▸ WHAT TO PRODUCE: The answer must be every line below that holds the word "chevron".

▸ MATERIAL FOR THE TASK:
Segment Open

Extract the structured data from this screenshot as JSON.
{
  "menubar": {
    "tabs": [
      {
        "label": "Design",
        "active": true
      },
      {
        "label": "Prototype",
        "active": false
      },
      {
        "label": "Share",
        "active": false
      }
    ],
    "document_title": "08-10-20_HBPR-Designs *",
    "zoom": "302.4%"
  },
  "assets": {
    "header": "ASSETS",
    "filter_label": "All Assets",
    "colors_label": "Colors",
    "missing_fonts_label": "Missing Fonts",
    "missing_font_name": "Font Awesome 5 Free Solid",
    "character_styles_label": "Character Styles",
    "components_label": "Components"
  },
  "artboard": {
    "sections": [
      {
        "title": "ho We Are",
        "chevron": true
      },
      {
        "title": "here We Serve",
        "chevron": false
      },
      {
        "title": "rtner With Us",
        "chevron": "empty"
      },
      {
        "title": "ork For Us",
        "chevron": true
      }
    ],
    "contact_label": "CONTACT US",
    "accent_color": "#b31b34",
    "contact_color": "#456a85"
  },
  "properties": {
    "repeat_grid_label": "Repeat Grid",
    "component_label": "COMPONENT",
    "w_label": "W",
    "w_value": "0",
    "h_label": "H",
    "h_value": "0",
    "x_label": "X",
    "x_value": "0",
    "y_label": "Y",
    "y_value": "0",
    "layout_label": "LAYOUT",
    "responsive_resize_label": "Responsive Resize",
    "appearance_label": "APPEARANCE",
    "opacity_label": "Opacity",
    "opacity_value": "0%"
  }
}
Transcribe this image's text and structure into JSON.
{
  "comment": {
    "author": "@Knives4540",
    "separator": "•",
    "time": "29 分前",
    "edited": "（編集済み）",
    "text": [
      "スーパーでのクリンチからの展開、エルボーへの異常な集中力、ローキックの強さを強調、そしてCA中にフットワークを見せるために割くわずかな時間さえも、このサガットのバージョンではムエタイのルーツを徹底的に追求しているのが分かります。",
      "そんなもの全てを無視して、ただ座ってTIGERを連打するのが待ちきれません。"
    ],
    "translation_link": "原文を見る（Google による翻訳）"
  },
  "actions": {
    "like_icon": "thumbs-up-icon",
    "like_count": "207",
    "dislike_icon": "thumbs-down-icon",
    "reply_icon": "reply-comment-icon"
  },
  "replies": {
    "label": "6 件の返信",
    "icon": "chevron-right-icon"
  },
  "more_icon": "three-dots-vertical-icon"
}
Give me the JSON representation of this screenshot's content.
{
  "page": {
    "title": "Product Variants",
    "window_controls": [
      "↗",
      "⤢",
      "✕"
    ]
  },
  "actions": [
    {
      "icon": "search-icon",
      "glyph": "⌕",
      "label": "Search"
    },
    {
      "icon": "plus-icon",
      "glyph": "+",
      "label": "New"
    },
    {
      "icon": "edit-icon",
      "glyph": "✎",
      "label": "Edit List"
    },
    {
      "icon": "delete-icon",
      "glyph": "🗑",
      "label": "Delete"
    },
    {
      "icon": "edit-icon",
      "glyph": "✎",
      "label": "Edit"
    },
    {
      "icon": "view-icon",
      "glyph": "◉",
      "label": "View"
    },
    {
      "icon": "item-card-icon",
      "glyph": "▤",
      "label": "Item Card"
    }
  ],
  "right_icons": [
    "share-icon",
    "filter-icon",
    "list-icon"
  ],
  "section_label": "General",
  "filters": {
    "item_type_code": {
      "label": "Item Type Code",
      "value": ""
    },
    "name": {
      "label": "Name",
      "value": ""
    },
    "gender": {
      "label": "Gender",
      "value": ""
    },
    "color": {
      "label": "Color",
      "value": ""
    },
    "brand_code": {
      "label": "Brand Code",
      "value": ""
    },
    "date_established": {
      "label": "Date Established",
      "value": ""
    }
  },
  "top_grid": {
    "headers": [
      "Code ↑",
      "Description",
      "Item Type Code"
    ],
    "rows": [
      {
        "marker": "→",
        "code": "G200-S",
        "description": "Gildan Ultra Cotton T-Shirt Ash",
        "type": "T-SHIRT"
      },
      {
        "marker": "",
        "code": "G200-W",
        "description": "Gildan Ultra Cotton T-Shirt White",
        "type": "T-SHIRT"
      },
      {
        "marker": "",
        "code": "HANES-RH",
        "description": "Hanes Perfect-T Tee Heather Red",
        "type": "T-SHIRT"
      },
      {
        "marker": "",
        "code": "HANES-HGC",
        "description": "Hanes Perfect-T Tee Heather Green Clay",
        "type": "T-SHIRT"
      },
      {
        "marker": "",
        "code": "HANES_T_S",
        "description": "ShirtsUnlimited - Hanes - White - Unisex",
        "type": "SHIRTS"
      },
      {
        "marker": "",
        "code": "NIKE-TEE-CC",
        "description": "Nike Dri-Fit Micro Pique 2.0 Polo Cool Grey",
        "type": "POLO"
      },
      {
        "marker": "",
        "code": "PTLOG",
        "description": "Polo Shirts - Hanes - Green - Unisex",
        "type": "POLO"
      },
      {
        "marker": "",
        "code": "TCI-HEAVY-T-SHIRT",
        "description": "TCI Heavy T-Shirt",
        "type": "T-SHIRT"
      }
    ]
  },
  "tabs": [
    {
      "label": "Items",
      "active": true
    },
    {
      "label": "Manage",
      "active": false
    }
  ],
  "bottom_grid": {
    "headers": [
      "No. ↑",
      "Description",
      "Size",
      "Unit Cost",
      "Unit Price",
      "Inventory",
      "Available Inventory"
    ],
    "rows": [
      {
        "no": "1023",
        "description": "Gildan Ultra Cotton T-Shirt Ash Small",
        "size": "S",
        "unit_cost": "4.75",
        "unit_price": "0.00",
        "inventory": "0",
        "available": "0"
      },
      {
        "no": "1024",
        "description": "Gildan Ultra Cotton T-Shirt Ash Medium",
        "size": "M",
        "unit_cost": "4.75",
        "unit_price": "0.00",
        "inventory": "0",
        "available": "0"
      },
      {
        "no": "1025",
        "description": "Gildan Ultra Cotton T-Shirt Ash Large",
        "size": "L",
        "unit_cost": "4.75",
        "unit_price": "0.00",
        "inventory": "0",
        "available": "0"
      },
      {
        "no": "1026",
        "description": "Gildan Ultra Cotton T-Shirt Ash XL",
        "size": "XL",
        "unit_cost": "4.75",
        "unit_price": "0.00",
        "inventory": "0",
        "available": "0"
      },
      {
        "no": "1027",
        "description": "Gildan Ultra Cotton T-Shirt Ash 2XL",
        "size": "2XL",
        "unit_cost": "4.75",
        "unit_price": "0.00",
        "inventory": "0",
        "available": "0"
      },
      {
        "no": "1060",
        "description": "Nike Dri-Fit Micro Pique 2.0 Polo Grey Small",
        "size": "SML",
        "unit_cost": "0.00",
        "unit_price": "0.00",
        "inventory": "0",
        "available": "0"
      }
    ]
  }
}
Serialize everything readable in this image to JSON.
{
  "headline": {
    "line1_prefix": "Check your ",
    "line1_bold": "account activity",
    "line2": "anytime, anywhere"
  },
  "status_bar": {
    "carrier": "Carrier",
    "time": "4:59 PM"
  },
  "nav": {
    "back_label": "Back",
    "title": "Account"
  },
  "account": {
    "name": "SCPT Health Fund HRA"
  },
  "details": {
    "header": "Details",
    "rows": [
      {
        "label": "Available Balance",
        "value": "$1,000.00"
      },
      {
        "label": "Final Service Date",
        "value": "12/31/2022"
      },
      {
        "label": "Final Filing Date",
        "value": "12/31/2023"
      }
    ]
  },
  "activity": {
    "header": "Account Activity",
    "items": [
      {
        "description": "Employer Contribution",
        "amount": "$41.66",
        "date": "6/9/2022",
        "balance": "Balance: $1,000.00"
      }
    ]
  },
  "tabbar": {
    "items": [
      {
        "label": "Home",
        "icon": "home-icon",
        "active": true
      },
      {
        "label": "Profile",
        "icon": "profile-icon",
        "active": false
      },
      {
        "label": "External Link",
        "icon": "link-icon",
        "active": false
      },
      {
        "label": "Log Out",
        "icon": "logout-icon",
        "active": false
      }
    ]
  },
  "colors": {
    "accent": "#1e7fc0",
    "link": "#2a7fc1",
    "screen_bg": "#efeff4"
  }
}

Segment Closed

▸ RESULT FOR THIS TASK:
        "chevron": true
        "chevron": false
        "chevron": "empty"
        "chevron": true
    "icon": "chevron-right-icon"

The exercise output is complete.